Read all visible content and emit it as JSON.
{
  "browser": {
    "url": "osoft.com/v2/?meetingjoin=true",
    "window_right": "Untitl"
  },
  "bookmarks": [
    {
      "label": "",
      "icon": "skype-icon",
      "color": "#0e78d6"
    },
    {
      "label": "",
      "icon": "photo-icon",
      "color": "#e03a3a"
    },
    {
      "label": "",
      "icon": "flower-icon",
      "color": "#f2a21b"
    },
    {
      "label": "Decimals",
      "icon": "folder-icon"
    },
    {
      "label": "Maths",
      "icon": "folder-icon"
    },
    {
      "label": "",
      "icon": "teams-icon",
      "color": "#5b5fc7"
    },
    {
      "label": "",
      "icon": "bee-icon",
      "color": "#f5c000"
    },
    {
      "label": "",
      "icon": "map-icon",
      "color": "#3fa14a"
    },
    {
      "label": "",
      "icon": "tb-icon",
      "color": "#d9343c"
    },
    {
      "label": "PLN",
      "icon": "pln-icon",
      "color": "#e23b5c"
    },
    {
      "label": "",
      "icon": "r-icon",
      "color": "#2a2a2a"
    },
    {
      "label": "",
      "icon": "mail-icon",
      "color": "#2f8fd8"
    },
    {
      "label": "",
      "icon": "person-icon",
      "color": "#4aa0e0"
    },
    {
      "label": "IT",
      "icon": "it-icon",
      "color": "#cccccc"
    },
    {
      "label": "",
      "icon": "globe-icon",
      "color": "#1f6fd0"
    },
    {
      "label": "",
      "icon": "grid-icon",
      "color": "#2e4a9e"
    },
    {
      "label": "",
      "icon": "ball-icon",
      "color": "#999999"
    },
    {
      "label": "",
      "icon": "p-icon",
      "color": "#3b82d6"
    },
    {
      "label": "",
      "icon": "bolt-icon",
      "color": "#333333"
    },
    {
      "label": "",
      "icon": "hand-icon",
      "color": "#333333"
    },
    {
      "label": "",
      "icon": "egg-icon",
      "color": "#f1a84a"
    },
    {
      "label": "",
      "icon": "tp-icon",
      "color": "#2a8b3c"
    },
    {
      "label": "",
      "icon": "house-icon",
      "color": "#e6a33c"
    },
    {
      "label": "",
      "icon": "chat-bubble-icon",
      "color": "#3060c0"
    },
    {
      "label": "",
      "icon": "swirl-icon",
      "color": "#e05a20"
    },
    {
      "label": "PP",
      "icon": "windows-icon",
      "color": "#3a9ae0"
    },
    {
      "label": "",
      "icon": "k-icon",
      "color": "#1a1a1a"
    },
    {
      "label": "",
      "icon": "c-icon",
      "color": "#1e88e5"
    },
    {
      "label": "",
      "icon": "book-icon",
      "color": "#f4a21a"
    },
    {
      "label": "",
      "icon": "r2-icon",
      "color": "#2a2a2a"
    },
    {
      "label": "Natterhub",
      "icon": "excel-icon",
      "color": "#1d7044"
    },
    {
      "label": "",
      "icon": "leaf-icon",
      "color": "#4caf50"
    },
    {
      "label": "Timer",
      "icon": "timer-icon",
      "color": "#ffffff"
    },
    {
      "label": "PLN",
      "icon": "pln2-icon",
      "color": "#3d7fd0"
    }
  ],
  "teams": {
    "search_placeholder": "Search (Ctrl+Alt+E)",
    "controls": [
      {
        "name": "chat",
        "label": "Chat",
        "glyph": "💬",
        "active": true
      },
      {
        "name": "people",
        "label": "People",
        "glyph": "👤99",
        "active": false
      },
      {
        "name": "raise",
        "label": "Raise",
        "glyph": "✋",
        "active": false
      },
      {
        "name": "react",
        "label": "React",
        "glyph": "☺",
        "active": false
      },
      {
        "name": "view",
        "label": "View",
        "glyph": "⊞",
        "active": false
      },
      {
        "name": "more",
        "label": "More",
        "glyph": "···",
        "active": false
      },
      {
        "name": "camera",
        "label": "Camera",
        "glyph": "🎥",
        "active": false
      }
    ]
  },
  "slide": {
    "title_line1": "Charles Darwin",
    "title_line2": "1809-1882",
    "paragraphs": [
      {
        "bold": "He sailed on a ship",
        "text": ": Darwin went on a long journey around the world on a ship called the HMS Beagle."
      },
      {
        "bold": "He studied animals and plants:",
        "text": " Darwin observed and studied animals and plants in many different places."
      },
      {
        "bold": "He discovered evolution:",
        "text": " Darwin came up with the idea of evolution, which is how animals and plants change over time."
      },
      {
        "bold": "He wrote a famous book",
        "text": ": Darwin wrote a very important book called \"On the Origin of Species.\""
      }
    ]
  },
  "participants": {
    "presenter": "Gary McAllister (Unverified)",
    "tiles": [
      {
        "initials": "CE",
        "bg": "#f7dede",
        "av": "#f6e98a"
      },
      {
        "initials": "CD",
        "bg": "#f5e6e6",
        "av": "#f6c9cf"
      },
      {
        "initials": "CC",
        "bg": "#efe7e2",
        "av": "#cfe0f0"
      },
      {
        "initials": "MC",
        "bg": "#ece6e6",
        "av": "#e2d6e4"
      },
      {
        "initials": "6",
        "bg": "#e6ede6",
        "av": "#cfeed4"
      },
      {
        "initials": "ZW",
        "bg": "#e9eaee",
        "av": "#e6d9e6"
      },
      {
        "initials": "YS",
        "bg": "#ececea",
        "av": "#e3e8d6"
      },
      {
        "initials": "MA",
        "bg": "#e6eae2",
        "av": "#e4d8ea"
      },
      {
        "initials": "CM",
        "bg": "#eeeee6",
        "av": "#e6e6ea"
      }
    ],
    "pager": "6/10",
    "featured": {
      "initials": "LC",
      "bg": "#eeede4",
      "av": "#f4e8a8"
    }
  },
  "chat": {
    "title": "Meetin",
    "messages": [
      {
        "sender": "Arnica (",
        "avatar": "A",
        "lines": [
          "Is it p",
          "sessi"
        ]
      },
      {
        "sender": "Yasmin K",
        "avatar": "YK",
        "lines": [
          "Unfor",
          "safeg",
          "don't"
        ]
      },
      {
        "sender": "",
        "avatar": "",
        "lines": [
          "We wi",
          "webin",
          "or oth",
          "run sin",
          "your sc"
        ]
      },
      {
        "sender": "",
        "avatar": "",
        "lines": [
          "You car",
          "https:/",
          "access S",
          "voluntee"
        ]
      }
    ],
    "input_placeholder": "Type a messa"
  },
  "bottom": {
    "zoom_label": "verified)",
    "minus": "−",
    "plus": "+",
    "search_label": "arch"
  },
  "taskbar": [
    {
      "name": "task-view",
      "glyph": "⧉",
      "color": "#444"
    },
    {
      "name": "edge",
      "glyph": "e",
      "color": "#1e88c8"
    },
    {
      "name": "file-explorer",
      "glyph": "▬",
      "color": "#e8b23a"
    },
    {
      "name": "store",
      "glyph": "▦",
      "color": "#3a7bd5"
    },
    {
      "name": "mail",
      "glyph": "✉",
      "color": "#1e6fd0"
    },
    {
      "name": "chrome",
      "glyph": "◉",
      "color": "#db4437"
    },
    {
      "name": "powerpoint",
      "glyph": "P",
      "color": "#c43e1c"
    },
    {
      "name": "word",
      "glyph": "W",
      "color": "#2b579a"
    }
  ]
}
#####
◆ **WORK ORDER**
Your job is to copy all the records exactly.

◆ **ANSWER AREA**
Read all visible content and emit it as JSON.
{
  "browser": {
    "url": "osoft.com/v2/?meetingjoin=true",
    "window_right": "Untitl"
  },
  "bookmarks": [
    {
      "label": "",
      "icon": "skype-icon",
      "color": "#0e78d6"
    },
    {
      "label": "",
      "icon": "photo-icon",
      "color": "#e03a3a"
    },
    {
      "label": "",
      "icon": "flower-icon",
      "color": "#f2a21b"
    },
    {
      "label": "Decimals",
      "icon": "folder-icon"
    },
    {
      "label": "Maths",
      "icon": "folder-icon"
    },
    {
      "label": "",
      "icon": "teams-icon",
      "color": "#5b5fc7"
    },
    {
      "label": "",
      "icon": "bee-icon",
      "color": "#f5c000"
    },
    {
      "label": "",
      "icon": "map-icon",
      "color": "#3fa14a"
    },
    {
      "label": "",
      "icon": "tb-icon",
      "color": "#d9343c"
    },
    {
      "label": "PLN",
      "icon": "pln-icon",
      "color": "#e23b5c"
    },
    {
      "label": "",
      "icon": "r-icon",
      "color": "#2a2a2a"
    },
    {
      "label": "",
      "icon": "mail-icon",
      "color": "#2f8fd8"
    },
    {
      "label": "",
      "icon": "person-icon",
      "color": "#4aa0e0"
    },
    {
      "label": "IT",
      "icon": "it-icon",
      "color": "#cccccc"
    },
    {
      "label": "",
      "icon": "globe-icon",
      "color": "#1f6fd0"
    },
    {
      "label": "",
      "icon": "grid-icon",
      "color": "#2e4a9e"
    },
    {
      "label": "",
      "icon": "ball-icon",
      "color": "#999999"
    },
    {
      "label": "",
      "icon": "p-icon",
      "color": "#3b82d6"
    },
    {
      "label": "",
      "icon": "bolt-icon",
      "color": "#333333"
    },
    {
      "label": "",
      "icon": "hand-icon",
      "color": "#333333"
    },
    {
      "label": "",
      "icon": "egg-icon",
      "color": "#f1a84a"
    },
    {
      "label": "",
      "icon": "tp-icon",
      "color": "#2a8b3c"
    },
    {
      "label": "",
      "icon": "house-icon",
      "color": "#e6a33c"
    },
    {
      "label": "",
      "icon": "chat-bubble-icon",
      "color": "#3060c0"
    },
    {
      "label": "",
      "icon": "swirl-icon",
      "color": "#e05a20"
    },
    {
      "label": "PP",
      "icon": "windows-icon",
      "color": "#3a9ae0"
    },
    {
      "label": "",
      "icon": "k-icon",
      "color": "#1a1a1a"
    },
    {
      "label": "",
      "icon": "c-icon",
      "color": "#1e88e5"
    },
    {
      "label": "",
      "icon": "book-icon",
      "color": "#f4a21a"
    },
    {
      "label": "",
      "icon": "r2-icon",
      "color": "#2a2a2a"
    },
    {
      "label": "Natterhub",
      "icon": "excel-icon",
      "color": "#1d7044"
    },
    {
      "label": "",
      "icon": "leaf-icon",
      "color": "#4caf50"
    },
    {
      "label": "Timer",
      "icon": "timer-icon",
      "color": "#ffffff"
    },
    {
      "label": "PLN",
      "icon": "pln2-icon",
      "color": "#3d7fd0"
    }
  ],
  "teams": {
    "search_placeholder": "Search (Ctrl+Alt+E)",
    "controls": [
      {
        "name": "chat",
        "label": "Chat",
        "glyph": "💬",
        "active": true
      },
      {
        "name": "people",
        "label": "People",
        "glyph": "👤99",
        "active": false
      },
      {
        "name": "raise",
        "label": "Raise",
        "glyph": "✋",
        "active": false
      },
      {
        "name": "react",
        "label": "React",
        "glyph": "☺",
        "active": false
      },
      {
        "name": "view",
        "label": "View",
        "glyph": "⊞",
        "active": false
      },
      {
        "name": "more",
        "label": "More",
        "glyph": "···",
        "active": false
      },
      {
        "name": "camera",
        "label": "Camera",
        "glyph": "🎥",
        "active": false
      }
    ]
  },
  "slide": {
    "title_line1": "Charles Darwin",
    "title_line2": "1809-1882",
    "paragraphs": [
      {
        "bold": "He sailed on a ship",
        "text": ": Darwin went on a long journey around the world on a ship called the HMS Beagle."
      },
      {
        "bold": "He studied animals and plants:",
        "text": " Darwin observed and studied animals and plants in many different places."
      },
      {
        "bold": "He discovered evolution:",
        "text": " Darwin came up with the idea of evolution, which is how animals and plants change over time."
      },
      {
        "bold": "He wrote a famous book",
        "text": ": Darwin wrote a very important book called \"On the Origin of Species.\""
      }
    ]
  },
  "participants": {
    "presenter": "Gary McAllister (Unverified)",
    "tiles": [
      {
        "initials": "CE",
        "bg": "#f7dede",
        "av": "#f6e98a"
      },
      {
        "initials": "CD",
        "bg": "#f5e6e6",
        "av": "#f6c9cf"
      },
      {
        "initials": "CC",
        "bg": "#efe7e2",
        "av": "#cfe0f0"
      },
      {
        "initials": "MC",
        "bg": "#ece6e6",
        "av": "#e2d6e4"
      },
      {
        "initials": "6",
        "bg": "#e6ede6",
        "av": "#cfeed4"
      },
      {
        "initials": "ZW",
        "bg": "#e9eaee",
        "av": "#e6d9e6"
      },
      {
        "initials": "YS",
        "bg": "#ececea",
        "av": "#e3e8d6"
      },
      {
        "initials": "MA",
        "bg": "#e6eae2",
        "av": "#e4d8ea"
      },
      {
        "initials": "CM",
        "bg": "#eeeee6",
        "av": "#e6e6ea"
      }
    ],
    "pager": "6/10",
    "featured": {
      "initials": "LC",
      "bg": "#eeede4",
      "av": "#f4e8a8"
    }
  },
  "chat": {
    "title": "Meetin",
    "messages": [
      {
        "sender": "Arnica (",
        "avatar": "A",
        "lines": [
          "Is it p",
          "sessi"
        ]
      },
      {
        "sender": "Yasmin K",
        "avatar": "YK",
        "lines": [
          "Unfor",
          "safeg",
          "don't"
        ]
      },
      {
        "sender": "",
        "avatar": "",
        "lines": [
          "We wi",
          "webin",
          "or oth",
          "run sin",
          "your sc"
        ]
      },
      {
        "sender": "",
        "avatar": "",
        "lines": [
          "You car",
          "https:/",
          "access S",
          "voluntee"
        ]
      }
    ],
    "input_placeholder": "Type a messa"
  },
  "bottom": {
    "zoom_label": "verified)",
    "minus": "−",
    "plus": "+",
    "search_label": "arch"
  },
  "taskbar": [
    {
      "name": "task-view",
      "glyph": "⧉",
      "color": "#444"
    },
    {
      "name": "edge",
      "glyph": "e",
      "color": "#1e88c8"
    },
    {
      "name": "file-explorer",
      "glyph": "▬",
      "color": "#e8b23a"
    },
    {
      "name": "store",
      "glyph": "▦",
      "color": "#3a7bd5"
    },
    {
      "name": "mail",
      "glyph": "✉",
      "color": "#1e6fd0"
    },
    {
      "name": "chrome",
      "glyph": "◉",
      "color": "#db4437"
    },
    {
      "name": "powerpoint",
      "glyph": "P",
      "color": "#c43e1c"
    },
    {
      "name": "word",
      "glyph": "W",
      "color": "#2b579a"
    }
  ]
}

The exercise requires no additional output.